→ **Directions for this task**
Write the entries below out again exactly; any picture in them stays out.

→ **Material provided**
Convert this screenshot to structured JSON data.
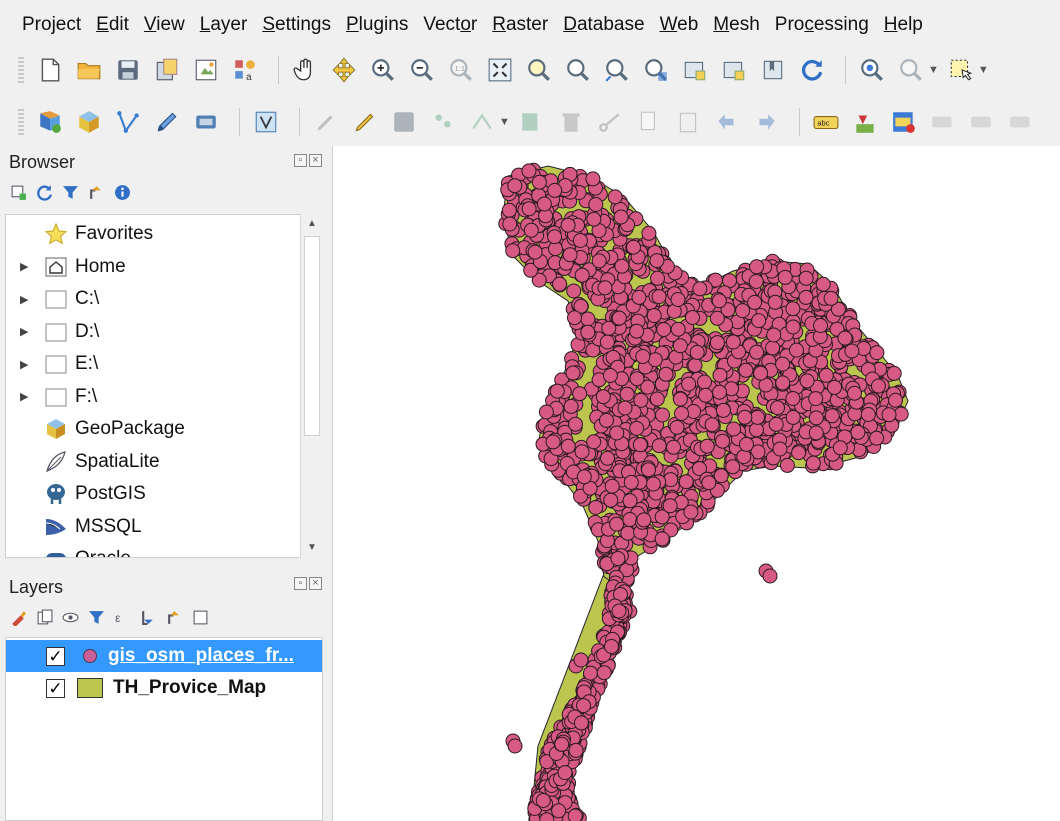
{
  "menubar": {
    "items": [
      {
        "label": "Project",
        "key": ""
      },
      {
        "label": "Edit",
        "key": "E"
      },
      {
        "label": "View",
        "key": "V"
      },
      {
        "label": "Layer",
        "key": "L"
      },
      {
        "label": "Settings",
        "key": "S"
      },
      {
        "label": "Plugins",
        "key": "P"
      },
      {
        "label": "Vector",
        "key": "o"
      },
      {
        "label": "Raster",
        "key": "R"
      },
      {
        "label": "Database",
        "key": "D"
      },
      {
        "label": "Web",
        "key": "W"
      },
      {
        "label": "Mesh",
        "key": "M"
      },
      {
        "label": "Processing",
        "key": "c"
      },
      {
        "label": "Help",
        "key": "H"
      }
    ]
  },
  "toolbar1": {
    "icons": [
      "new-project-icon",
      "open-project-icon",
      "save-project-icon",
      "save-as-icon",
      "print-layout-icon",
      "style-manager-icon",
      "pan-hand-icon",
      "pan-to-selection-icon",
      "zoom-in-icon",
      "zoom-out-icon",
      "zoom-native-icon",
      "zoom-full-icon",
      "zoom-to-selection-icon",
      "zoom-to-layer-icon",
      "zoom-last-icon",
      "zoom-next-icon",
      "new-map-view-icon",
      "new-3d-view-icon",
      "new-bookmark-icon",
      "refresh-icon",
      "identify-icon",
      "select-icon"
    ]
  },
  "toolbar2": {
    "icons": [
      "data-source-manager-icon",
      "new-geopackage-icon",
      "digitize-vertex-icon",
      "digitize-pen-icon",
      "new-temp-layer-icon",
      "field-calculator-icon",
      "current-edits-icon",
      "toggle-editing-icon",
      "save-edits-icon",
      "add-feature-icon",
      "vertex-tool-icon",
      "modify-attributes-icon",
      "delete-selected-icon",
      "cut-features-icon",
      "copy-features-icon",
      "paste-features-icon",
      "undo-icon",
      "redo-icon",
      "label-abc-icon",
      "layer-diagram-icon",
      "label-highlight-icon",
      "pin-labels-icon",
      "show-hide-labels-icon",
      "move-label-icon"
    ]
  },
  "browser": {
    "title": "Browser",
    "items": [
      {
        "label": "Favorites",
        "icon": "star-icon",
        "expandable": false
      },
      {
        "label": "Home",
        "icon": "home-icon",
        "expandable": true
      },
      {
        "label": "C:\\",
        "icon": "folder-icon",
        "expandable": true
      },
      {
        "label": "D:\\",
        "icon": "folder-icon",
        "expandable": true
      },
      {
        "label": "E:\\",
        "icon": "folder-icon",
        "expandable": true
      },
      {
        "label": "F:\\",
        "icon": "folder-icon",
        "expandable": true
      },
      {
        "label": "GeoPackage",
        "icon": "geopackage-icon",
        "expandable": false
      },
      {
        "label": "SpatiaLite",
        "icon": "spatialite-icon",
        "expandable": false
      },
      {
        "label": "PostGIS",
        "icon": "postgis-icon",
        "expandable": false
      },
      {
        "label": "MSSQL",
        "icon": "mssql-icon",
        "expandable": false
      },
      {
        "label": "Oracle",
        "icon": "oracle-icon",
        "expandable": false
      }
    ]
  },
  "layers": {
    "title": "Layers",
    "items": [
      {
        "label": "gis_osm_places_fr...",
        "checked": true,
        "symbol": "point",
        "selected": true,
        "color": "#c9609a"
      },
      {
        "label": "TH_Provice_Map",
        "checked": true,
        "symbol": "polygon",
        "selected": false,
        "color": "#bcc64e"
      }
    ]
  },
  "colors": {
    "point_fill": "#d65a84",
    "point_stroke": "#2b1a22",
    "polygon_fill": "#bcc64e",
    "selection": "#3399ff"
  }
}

→ **Finished task**
Convert this screenshot to structured JSON data.
{
  "menubar": {
    "items": [
      {
        "label": "Project",
        "key": ""
      },
      {
        "label": "Edit",
        "key": "E"
      },
      {
        "label": "View",
        "key": "V"
      },
      {
        "label": "Layer",
        "key": "L"
      },
      {
        "label": "Settings",
        "key": "S"
      },
      {
        "label": "Plugins",
        "key": "P"
      },
      {
        "label": "Vector",
        "key": "o"
      },
      {
        "label": "Raster",
        "key": "R"
      },
      {
        "label": "Database",
        "key": "D"
      },
      {
        "label": "Web",
        "key": "W"
      },
      {
        "label": "Mesh",
        "key": "M"
      },
      {
        "label": "Processing",
        "key": "c"
      },
      {
        "label": "Help",
        "key": "H"
      }
    ]
  },
  "toolbar1": {
    "icons": [
      "new-project-icon",
      "open-project-icon",
      "save-project-icon",
      "save-as-icon",
      "print-layout-icon",
      "style-manager-icon",
      "pan-hand-icon",
      "pan-to-selection-icon",
      "zoom-in-icon",
      "zoom-out-icon",
      "zoom-native-icon",
      "zoom-full-icon",
      "zoom-to-selection-icon",
      "zoom-to-layer-icon",
      "zoom-last-icon",
      "zoom-next-icon",
      "new-map-view-icon",
      "new-3d-view-icon",
      "new-bookmark-icon",
      "refresh-icon",
      "identify-icon",
      "select-icon"
    ]
  },
  "toolbar2": {
    "icons": [
      "data-source-manager-icon",
      "new-geopackage-icon",
      "digitize-vertex-icon",
      "digitize-pen-icon",
      "new-temp-layer-icon",
      "field-calculator-icon",
      "current-edits-icon",
      "toggle-editing-icon",
      "save-edits-icon",
      "add-feature-icon",
      "vertex-tool-icon",
      "modify-attributes-icon",
      "delete-selected-icon",
      "cut-features-icon",
      "copy-features-icon",
      "paste-features-icon",
      "undo-icon",
      "redo-icon",
      "label-abc-icon",
      "layer-diagram-icon",
      "label-highlight-icon",
      "pin-labels-icon",
      "show-hide-labels-icon",
      "move-label-icon"
    ]
  },
  "browser": {
    "title": "Browser",
    "items": [
      {
        "label": "Favorites",
        "icon": "star-icon",
        "expandable": false
      },
      {
        "label": "Home",
        "icon": "home-icon",
        "expandable": true
      },
      {
        "label": "C:\\",
        "icon": "folder-icon",
        "expandable": true
      },
      {
        "label": "D:\\",
        "icon": "folder-icon",
        "expandable": true
      },
      {
        "label": "E:\\",
        "icon": "folder-icon",
        "expandable": true
      },
      {
        "label": "F:\\",
        "icon": "folder-icon",
        "expandable": true
      },
      {
        "label": "GeoPackage",
        "icon": "geopackage-icon",
        "expandable": false
      },
      {
        "label": "SpatiaLite",
        "icon": "spatialite-icon",
        "expandable": false
      },
      {
        "label": "PostGIS",
        "icon": "postgis-icon",
        "expandable": false
      },
      {
        "label": "MSSQL",
        "icon": "mssql-icon",
        "expandable": false
      },
      {
        "label": "Oracle",
        "icon": "oracle-icon",
        "expandable": false
      }
    ]
  },
  "layers": {
    "title": "Layers",
    "items": [
      {
        "label": "gis_osm_places_fr...",
        "checked": true,
        "symbol": "point",
        "selected": true,
        "color": "#c9609a"
      },
      {
        "label": "TH_Provice_Map",
        "checked": true,
        "symbol": "polygon",
        "selected": false,
        "color": "#bcc64e"
      }
    ]
  },
  "colors": {
    "point_fill": "#d65a84",
    "point_stroke": "#2b1a22",
    "polygon_fill": "#bcc64e",
    "selection": "#3399ff"
  }
}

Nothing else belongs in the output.